I have just about stopped driving. I have no accidents, no tickets, no dings on the fenders. It’s just that I want to be the one to make that decision for myself rather than the state, an insurance company, or an emergency room doctor. Every time I’ve driven someone else over the last few years, I’ve asked, “How’s my driving?” I started to dislike the answers. I stopped driving on the interstate first and now rarely get behind the wheel.
I am considered homebound at this point because I do not feel capable of driving safely outside my own little bubble. I drive to Kroger to pick up groceries that my husband has ordered online. I don’t even have to get out of the car. Same thing with the Walgreens drive-through. And most restaurants have gotten pretty good at curbside service during the pandemic.
So I have given up going grocery shopping, but really I’ve only given up the experience of going up and down the aisles, not finding everything that’s on my list, and standing in a long line before rolling my cart (which always has that one wheel that just won’t go where I am going) out to my car. I am not sad about giving up that experience. I am content with the new arrangements.
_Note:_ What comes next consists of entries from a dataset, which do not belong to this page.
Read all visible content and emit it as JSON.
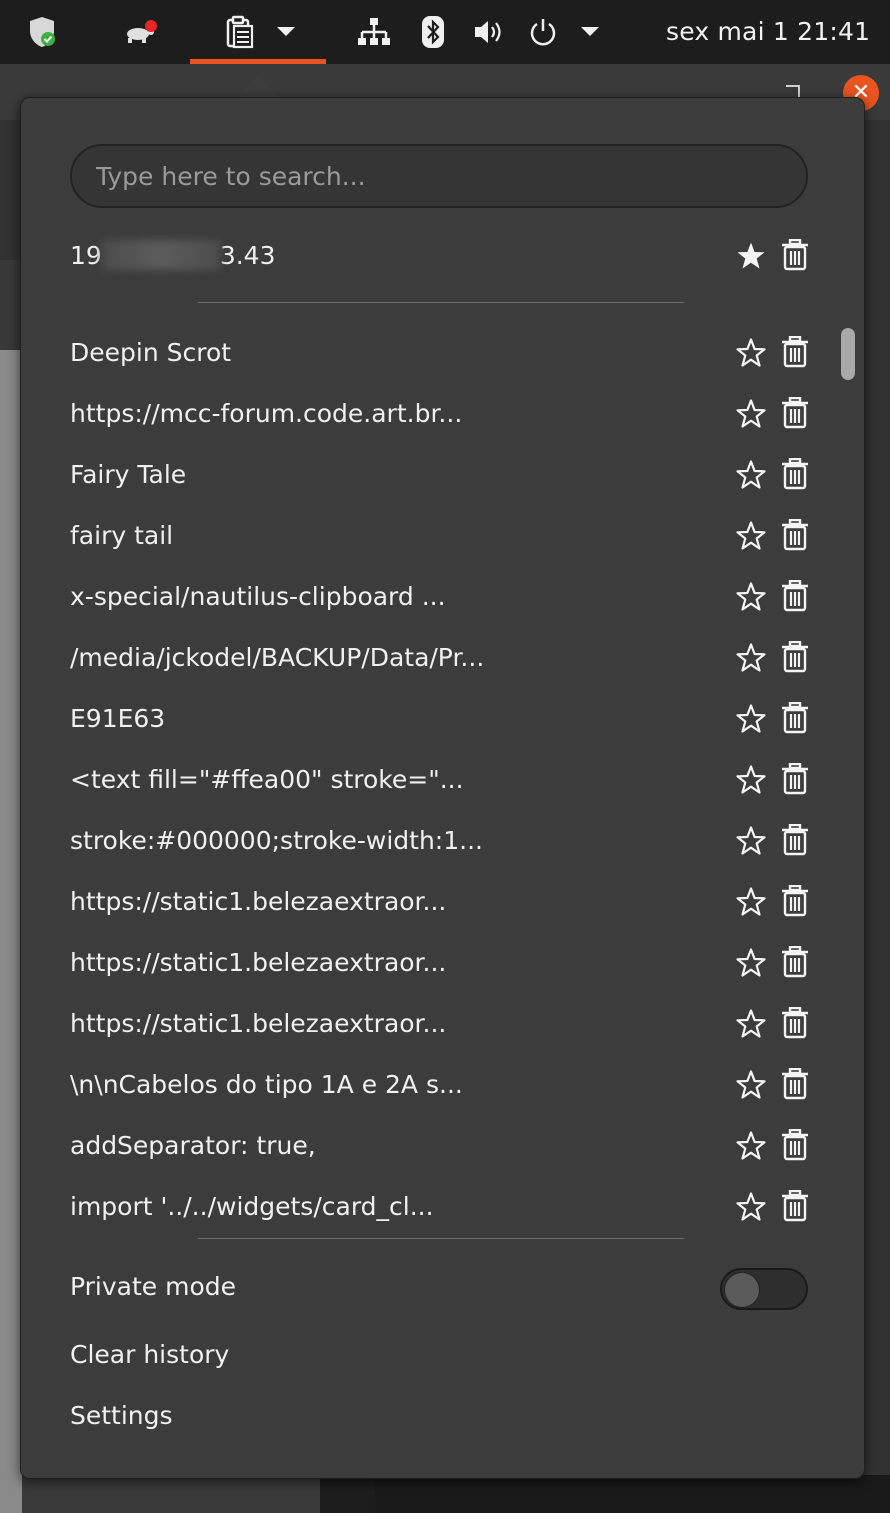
{
  "topbar": {
    "clock": "sex mai 1  21:41",
    "icons": [
      "shield-check-icon",
      "turtle-notification-icon",
      "clipboard-icon",
      "chevron-down-icon",
      "network-icon",
      "bluetooth-icon",
      "volume-icon",
      "power-icon",
      "chevron-down-icon"
    ]
  },
  "colors": {
    "accent": "#e95420",
    "popup_bg": "#3c3c3c",
    "panel_bg": "#1d1d1d"
  },
  "search": {
    "placeholder": "Type here to search..."
  },
  "pinned": {
    "prefix": "19",
    "suffix": "3.43",
    "favorite": true
  },
  "history": [
    {
      "text": "Deepin Scrot"
    },
    {
      "text": "https://mcc-forum.code.art.br..."
    },
    {
      "text": "Fairy Tale"
    },
    {
      "text": "fairy tail"
    },
    {
      "text": "x-special/nautilus-clipboard ..."
    },
    {
      "text": "/media/jckodel/BACKUP/Data/Pr..."
    },
    {
      "text": "E91E63"
    },
    {
      "text": "<text fill=\"#ffea00\" stroke=\"..."
    },
    {
      "text": "stroke:#000000;stroke-width:1..."
    },
    {
      "text": "https://static1.belezaextraor..."
    },
    {
      "text": "https://static1.belezaextraor..."
    },
    {
      "text": "https://static1.belezaextraor..."
    },
    {
      "text": "\\n\\nCabelos do tipo 1A e 2A s..."
    },
    {
      "text": "addSeparator: true,"
    },
    {
      "text": "import '../../widgets/card_cl..."
    }
  ],
  "menu": {
    "private_mode": "Private mode",
    "private_mode_on": false,
    "clear_history": "Clear history",
    "settings": "Settings"
  }
}
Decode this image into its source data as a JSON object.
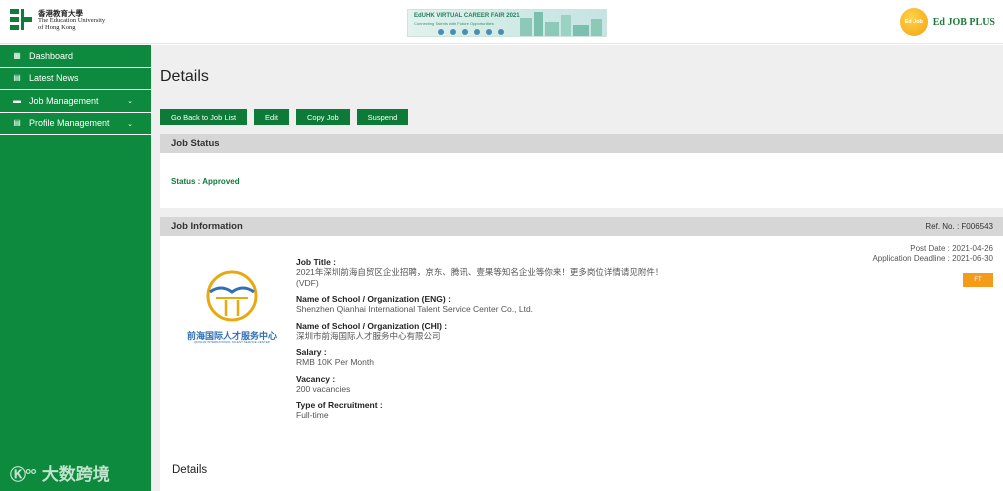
{
  "header": {
    "university_name_zh": "香港教育大學",
    "university_name_en_line1": "The Education University",
    "university_name_en_line2": "of Hong Kong",
    "banner_title": "EdUHK VIRTUAL CAREER FAIR 2021",
    "banner_subtitle": "Connecting Talents with Future Opportunities",
    "jobplus_badge": "Ed Job",
    "jobplus_text": "Ed JOB PLUS"
  },
  "sidebar": {
    "items": [
      {
        "label": "Dashboard",
        "icon": "grid-icon",
        "glyph": "▦",
        "expandable": false
      },
      {
        "label": "Latest News",
        "icon": "document-icon",
        "glyph": "▤",
        "expandable": false
      },
      {
        "label": "Job Management",
        "icon": "briefcase-icon",
        "glyph": "▬",
        "expandable": true
      },
      {
        "label": "Profile Management",
        "icon": "profile-icon",
        "glyph": "▤",
        "expandable": true
      }
    ],
    "watermark": "大数跨境",
    "watermark_glyph": "Ⓚ°°"
  },
  "main": {
    "title": "Details",
    "buttons": {
      "back": "Go Back to Job List",
      "edit": "Edit",
      "copy": "Copy Job",
      "suspend": "Suspend"
    },
    "job_status": {
      "heading": "Job Status",
      "status_text": "Status : Approved"
    },
    "job_info": {
      "heading": "Job Information",
      "ref_label": "Ref. No. :",
      "ref_value": "F006543",
      "post_date_label": "Post Date :",
      "post_date": "2021-04-26",
      "deadline_label": "Application Deadline :",
      "deadline": "2021-06-30",
      "employment_badge": "FT",
      "org_logo_text_zh": "前海国际人才服务中心",
      "org_logo_text_en": "QIANHAI INTERNATIONAL TALENT SERVICE CENTER",
      "fields": [
        {
          "label": "Job Title :",
          "value": "2021年深圳前海自贸区企业招聘，京东、腾讯、壹果等知名企业等你来！更多岗位详情请见附件！",
          "value2": "(VDF)"
        },
        {
          "label": "Name of School / Organization (ENG) :",
          "value": "Shenzhen Qianhai International Talent Service Center Co., Ltd.",
          "value2": ""
        },
        {
          "label": "Name of School / Organization (CHI) :",
          "value": "深圳市前海国际人才服务中心有限公司",
          "value2": ""
        },
        {
          "label": "Salary :",
          "value": "RMB 10K Per Month",
          "value2": ""
        },
        {
          "label": "Vacancy :",
          "value": "200 vacancies",
          "value2": ""
        },
        {
          "label": "Type of Recruitment :",
          "value": "Full-time",
          "value2": ""
        }
      ]
    },
    "details_heading": "Details"
  },
  "colors": {
    "brand_green": "#0e8a3e",
    "button_green": "#0e7a37",
    "badge_orange": "#f49b1a",
    "logo_blue": "#2f6fb5",
    "logo_gold": "#e8a90f"
  }
}
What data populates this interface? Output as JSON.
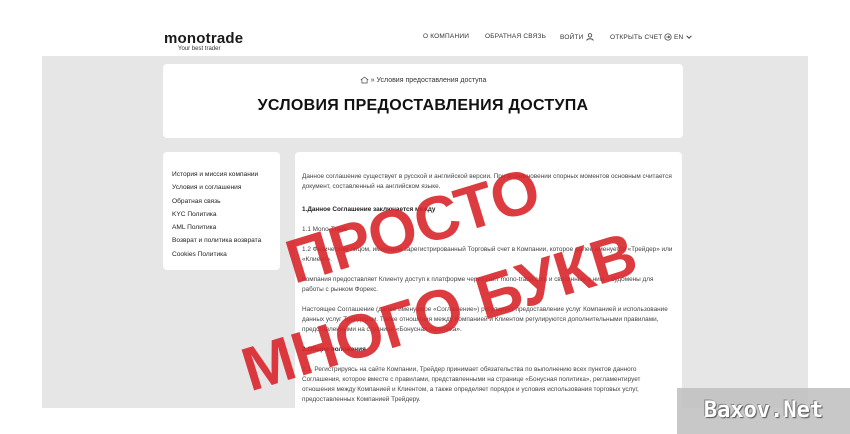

I am a little sad about giving up driving altogether. That’s the next step, the step I am choosing to take now. I guess I should mark the date of my last drive in my calendar since (thankfully) it didn’t end with a bang. I haven’t really enjoyed driving the way some people do. I do like the independence and opportunity driving provides, not necessarily the act of controlling the vehicle. I guess I did get a kick out of driving sometimes, like when 16-year-old me drove past Jeff Oldham’s house with a carload of giggling girls. (He didn’t know I existed; I knew where he lived.) Or when a good song came on the radio that I could sing and dance along with. Think “Bohemian Rhapsody” in the movie Wayne’s World.
I remember Mother teaching me to drive. You could do that in those days, and Drivers’ Ed was a course offered for free at Nitro High School. I already had my license by the time a spot opened up in the class. It’s a good thing, too, because nobody at my high school knew that the first time I tried to move the car, I managed to get Mother’s Buick Skylark across the driveway rather than in the driveway.
One Sunday afternoon early in the process, I had the Skylark crawling down Myers Avenue in Dunbar with parked cars on both sides of the street because there was something special going on at the Methodist church. Mother’s patience ran out, and she said, “Move! I’ll drive us out of here!” She hopped out of the car. I hopped out of the car. Nobody put the car in park. Good times.
When I was enrolled in the Drivers’ Ed class a few months later, I was already comfortable behind the wheel. That meant that the coach who rode along didn’t have to be so alert, so we usually picked up his dry cleaning or stopped by the bank. One day “Werewolves of London” came on the radio, and he rolled down the window and howled at pedestrians.
Now, more than four decades later, I am making the decision that it’s time to stop driving. I am getting out of the driver’s seat. I am making other arrangements, my version of putting the car in park.
What I want to get across here is that I am not giving up and surrendering to Parkinson’s. I am just giving up driving. My decision. Good decision.